Apparently, when employees of Microsoft’s Online Safety Team complained that they had seen too much morbid and disturbing content on the internet, the tech giant simply told them to take more smoke breaks according to a lawsuit filed against the company.
According to a report from The Daily Beast, the Microsoft Online Safety Team has almost “God-like” status and were able to “literally view any customer’s communications at any time.” In particular, they were tasked with screening Microsoft’s users’ communications for evidence of child pornography and other crimes.
Upon finding any such evidence they were then to take certain steps which are detailed in an email from a Microsoft spokesperson:
“Microsoft applies industry-leading, cutting-edge technology to help detect and classify illegal images of child abuse and exploitation that are shared by users on Microsoft Services. Once verified by a specially trained employee, the company removes the image, reports it to the National Center for Missing & Exploited Children, and bans the users who shared the images from our services. We have put in place robust wellness programs to ensure the employees who handle this material have the resources and support they need.”
But it seems the “wellness programs” at Microsoft aren’t as robust as we are led to believe. Henry Soto and Greg Blauert both claim to have suffered significant psychological injuries.
While necessary work, not just anyone is mentally capable of handling what Soto and Blauert endured. The lawsuit filed says Soto saw “horrible brutality, murder, indescribable sexual assaults, videos of humans dying and, in general, videos and photographs designed to entertain the most twisted and sick-minded people in the world.”
“Many people simply cannot imagine what Mr. Soto had to view on a daily basis as most people do not understand how horrible and inhumane the worst people in the world can be.”
“He had trouble with sleep disturbance, nightmares,” the suit alleges. “He suffered from an internal video screen in his head and could see disturbing images, he suffered from irritability, increased startle, anticipatory anxiety, and was easily distractible.”
After seeing a video of the abuse and murder of a child Soto says he also started having auditory hallucinations.
Now Microsoft has another team that also reports online crimes called the Digital Crimes Unit. That team enjoys a comprehensive mental health care package that was not extended to Soto and Blauert’s team.

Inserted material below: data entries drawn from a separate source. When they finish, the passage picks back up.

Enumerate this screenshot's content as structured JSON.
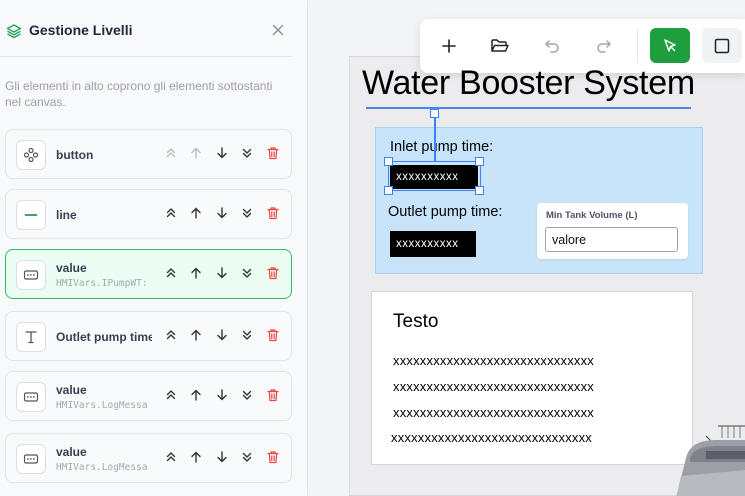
{
  "panel": {
    "title": "Gestione Livelli",
    "description": "Gli elementi in alto coprono gli elementi sottostanti nel canvas.",
    "layers": [
      {
        "name": "button",
        "sub": "",
        "icon": "component-icon",
        "active": false
      },
      {
        "name": "line",
        "sub": "",
        "icon": "line-icon",
        "active": false
      },
      {
        "name": "value",
        "sub": "HMIVars.IPumpWT:",
        "icon": "value-field-icon",
        "active": true
      },
      {
        "name": "Outlet pump time",
        "sub": "",
        "icon": "text-icon",
        "active": false
      },
      {
        "name": "value",
        "sub": "HMIVars.LogMessa",
        "icon": "value-field-icon",
        "active": false
      },
      {
        "name": "value",
        "sub": "HMIVars.LogMessa",
        "icon": "value-field-icon",
        "active": false
      }
    ]
  },
  "toolbar": {
    "tools": [
      "plus-icon",
      "folder-open-icon",
      "undo-icon",
      "redo-icon",
      "select-pointer-icon",
      "rectangle-icon"
    ]
  },
  "canvas": {
    "title": "Water Booster System",
    "inlet_label": "Inlet pump time:",
    "inlet_value": "xxxxxxxxxx",
    "outlet_label": "Outlet pump time:",
    "outlet_value": "xxxxxxxxxx",
    "tank_label": "Min Tank Volume (L)",
    "tank_value": "valore",
    "text_title": "Testo",
    "text_lines": [
      "xxxxxxxxxxxxxxxxxxxxxxxxxxxxxx",
      "xxxxxxxxxxxxxxxxxxxxxxxxxxxxxx",
      "xxxxxxxxxxxxxxxxxxxxxxxxxxxxxx",
      "xxxxxxxxxxxxxxxxxxxxxxxxxxxxxx"
    ]
  },
  "colors": {
    "accent_green": "#1e9e3c",
    "selection_blue": "#3b82f6",
    "group_blue": "#c7e4fb",
    "delete_red": "#ef4444"
  }
}
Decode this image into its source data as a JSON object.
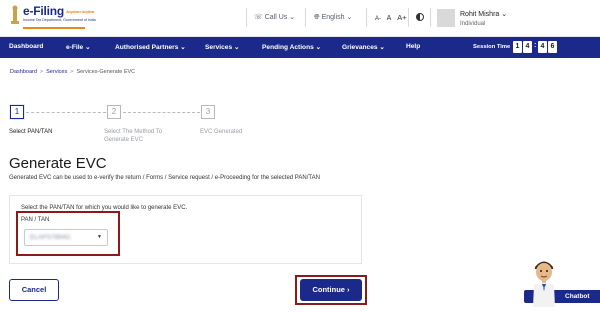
{
  "header": {
    "logo_title": "e-Filing",
    "logo_tagline": "Anywhere Anytime",
    "logo_subtitle": "Income Tax Department, Government of India",
    "call_us": "Call Us",
    "language": "English",
    "font_controls": [
      "A-",
      "A",
      "A+"
    ],
    "user_name": "Rohit Mishra",
    "user_role": "Individual"
  },
  "nav": {
    "items": [
      {
        "label": "Dashboard"
      },
      {
        "label": "e-File"
      },
      {
        "label": "Authorised Partners"
      },
      {
        "label": "Services"
      },
      {
        "label": "Pending Actions"
      },
      {
        "label": "Grievances"
      },
      {
        "label": "Help"
      }
    ],
    "session_label": "Session Time",
    "session_digits": [
      "1",
      "4",
      "4",
      "6"
    ]
  },
  "breadcrumb": [
    "Dashboard",
    "Services",
    "Services-Generate EVC"
  ],
  "stepper": {
    "steps": [
      {
        "number": "1",
        "label": "Select PAN/TAN"
      },
      {
        "number": "2",
        "label": "Select The Method To Generate EVC"
      },
      {
        "number": "3",
        "label": "EVC Generated"
      }
    ]
  },
  "main": {
    "title": "Generate EVC",
    "description": "Generated EVC can be used to e-verify the return / Forms / Service request / e-Proceeding for the selected PAN/TAN",
    "instruction": "Select the PAN/TAN for which you would like to generate EVC.",
    "field_label": "PAN / TAN",
    "field_value": "ELAPS7894G"
  },
  "actions": {
    "cancel": "Cancel",
    "continue": "Continue"
  },
  "chatbot": {
    "label": "Chatbot"
  },
  "colors": {
    "brand_navy": "#1b2a8a",
    "highlight_red": "#8b1a1a",
    "logo_orange": "#e58a1f"
  },
  "icons": [
    "phone-icon",
    "globe-icon",
    "contrast-icon",
    "chevron-down-icon",
    "chevron-right-icon"
  ]
}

Instead, they got a counselor. Which is better than nothing but when dealing with this kind of trauma a psychiatrist is more along the lines of what you need. The counselor, part of the robust “wellness program”, began dishing out a diagnosis of “compassion trauma”. However, the suit alleges the counselor “lacked sufficient knowledge and training regarding vicarious trauma or PTSD and lacked the authority to take employees off content or rotate them entirely out of the department.”
Blauert suffered a similar fate after being made to look through “thousands of images of child pornography, adult pornography, and bestiality that graphically depicted the violence and depravity of the perpetrators.”
When he or a co-worker broke down at work they were simply told to leave early as part of the companies “wellness program”.
Blauert began having nightmares and experiencing intrusive mental images.
Both men were placed on medical leave after years of work after finally being diagnosed with PTSD. Upon applying for worker’s compensation both men were summarily denied and received letters stating “the worker’s condition is not an occupational disease.”